Performance and Professional Wrestling is the first edited volume to consider professional wrestling explicitly from the vantage point of theatre and performance studies. Moving beyond simply noting its performative qualities or reading it via other performance genres, this collection of essays offers a complete critical reassessment of the popular sport.
Topics such as the suspension of disbelief, simulation, silence and speech, physical culture, and the performance of pain within the squared circle are explored in relation to professional wrestling, with work by both scholars and practitioners grouped into seven short sections:
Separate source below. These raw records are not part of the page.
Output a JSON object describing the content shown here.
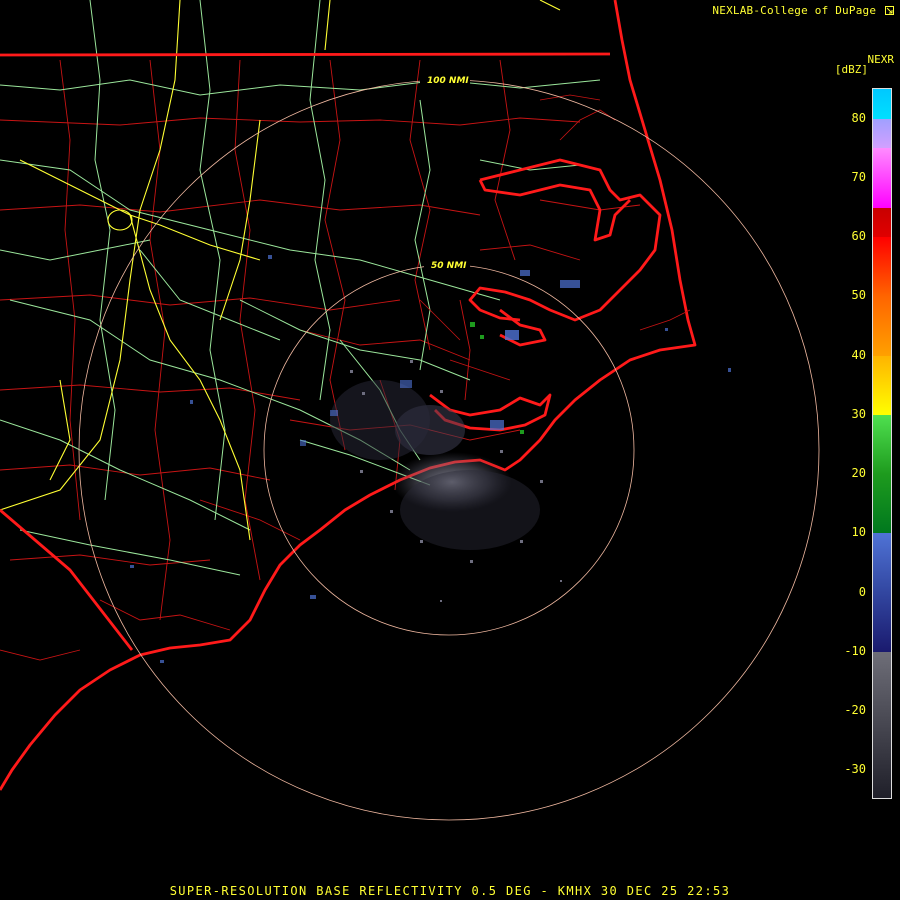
{
  "header": {
    "credit": "NEXLAB-College of DuPage",
    "credit_icon": "corner-arrow-icon",
    "product": "NEXR",
    "units": "[dBZ]"
  },
  "footer": {
    "caption": "SUPER-RESOLUTION BASE REFLECTIVITY 0.5 DEG - KMHX 30 DEC 25 22:53"
  },
  "range_rings": [
    {
      "label": "50 NMI",
      "radius_nmi": 50
    },
    {
      "label": "100 NMI",
      "radius_nmi": 100
    }
  ],
  "colorbar": {
    "min_dbz": -35,
    "max_dbz": 85,
    "ticks": [
      "80",
      "70",
      "60",
      "50",
      "40",
      "30",
      "20",
      "10",
      "0",
      "-10",
      "-20",
      "-30"
    ],
    "segments": [
      {
        "from": -35,
        "to": -10,
        "color": "#1e1e28",
        "color_to": "#6e6e78"
      },
      {
        "from": -10,
        "to": 0,
        "color": "#1a1a6e",
        "color_to": "#3246a0"
      },
      {
        "from": 0,
        "to": 10,
        "color": "#3246a0",
        "color_to": "#4f73d6"
      },
      {
        "from": 10,
        "to": 20,
        "color": "#00781e",
        "color_to": "#1e9b1e"
      },
      {
        "from": 20,
        "to": 30,
        "color": "#1e9b1e",
        "color_to": "#4fe04f"
      },
      {
        "from": 30,
        "to": 40,
        "color": "#ffff00",
        "color_to": "#ffb400"
      },
      {
        "from": 40,
        "to": 50,
        "color": "#ffa000",
        "color_to": "#ff6400"
      },
      {
        "from": 50,
        "to": 60,
        "color": "#ff6400",
        "color_to": "#ff0000"
      },
      {
        "from": 60,
        "to": 65,
        "color": "#e00000",
        "color_to": "#c80000"
      },
      {
        "from": 65,
        "to": 75,
        "color": "#ff00ff",
        "color_to": "#ff8cff"
      },
      {
        "from": 75,
        "to": 80,
        "color": "#d2a0ff",
        "color_to": "#a0a0ff"
      },
      {
        "from": 80,
        "to": 85,
        "color": "#00e0ff",
        "color_to": "#00c8ff"
      }
    ]
  },
  "colors": {
    "state_border": "#ff1a1a",
    "county_border": "#c81414",
    "highway": "#9be69b",
    "interstate": "#ffff33",
    "range_ring": "#f0b8a0",
    "text": "#ffff33"
  }
}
A significant re-reading of wrestling as a performing art, Performance and Professional Wrestling makes essential reading for scholars and students intrigued by this uniquely theatrical sport.
Table of Contents
Introduction: Hamlet Doesn’t Blade: Professional Wrestling, Theatre, and Performance
Broderick Chow, Eero Laine, Claire Warden
Ch1 The dissipation of "heat": changing role(s) of audience in professional wrestling in the U.S.
Ch2 Pops and promos: speech and silence in professional wrestling
Ch3 Playful engagements: Wrestling with the attendant masses
Stephen Di Benedetto
Ch4 Stadium Sized Theatre: WWE and the World of Professional Wrestling
Ch5 Wrestling’s Not Real, It’s Hyperreal: Professional Wrestling Video Games
Ch6 Don't Leave Us in the Hands of Criminals: The Contested Cultural Politics of Lucha Libre
Ch7 Wrestling With Burlesque, Burlesquing Lucha Libre
Ch8 The Impact of Women’s Pro Wrestling Performances on the Transformation of Gender
Keiko AIBA (Translated by Minata HARA）
Ch9 "Most women train with mostly men, so why not wrestle them?" The performance and experience of intergender professional wrestling in Britain
Ch10 Grappling and Ga(y)zing: Gender, Sexuality and Performance in the WWE debuts of Goldust and Marlena
Ch11 ‘King of the ring, and queen of it too’: the exotic masculinity of Adrian Street
Ch12 "Gold-dust": Ricki Starr’s Ironic Performances of the Queer Commodity in Popular Entertainment
Laura Katz Rizzo
Ch13 Muscle Memory: Re-enacting the fin-de-siècle Strongman in Pro Wrestling
Broderick D.V. Chow
Ch14 The Hard Sell; The Performance of Pain in Professional Wrestling
Jamie Lewis Hadley
Ch15 "Tell Them It’s What Their Grandfathers Got": Racial Violence in Southern Professional Wrestling
Ch16 Grappling with the "New Racism:" Race, Ethnicity, and Post-Colonialism in British Wrestling during the 1970s and 1980s
Ch17 Some Moments of Flag Desecration in Professional Wrestling
Epilogue: The Game of Life
Broderick Chow is a Lecturer in Theatre at Brunel University London, and an active performance practitioner.
Eero Laine is Visiting Assistant Professor of Theatre at the University at Buffalo, State University of New York.
Claire Warden is a Senior Lecturer in Drama at De Montfort University.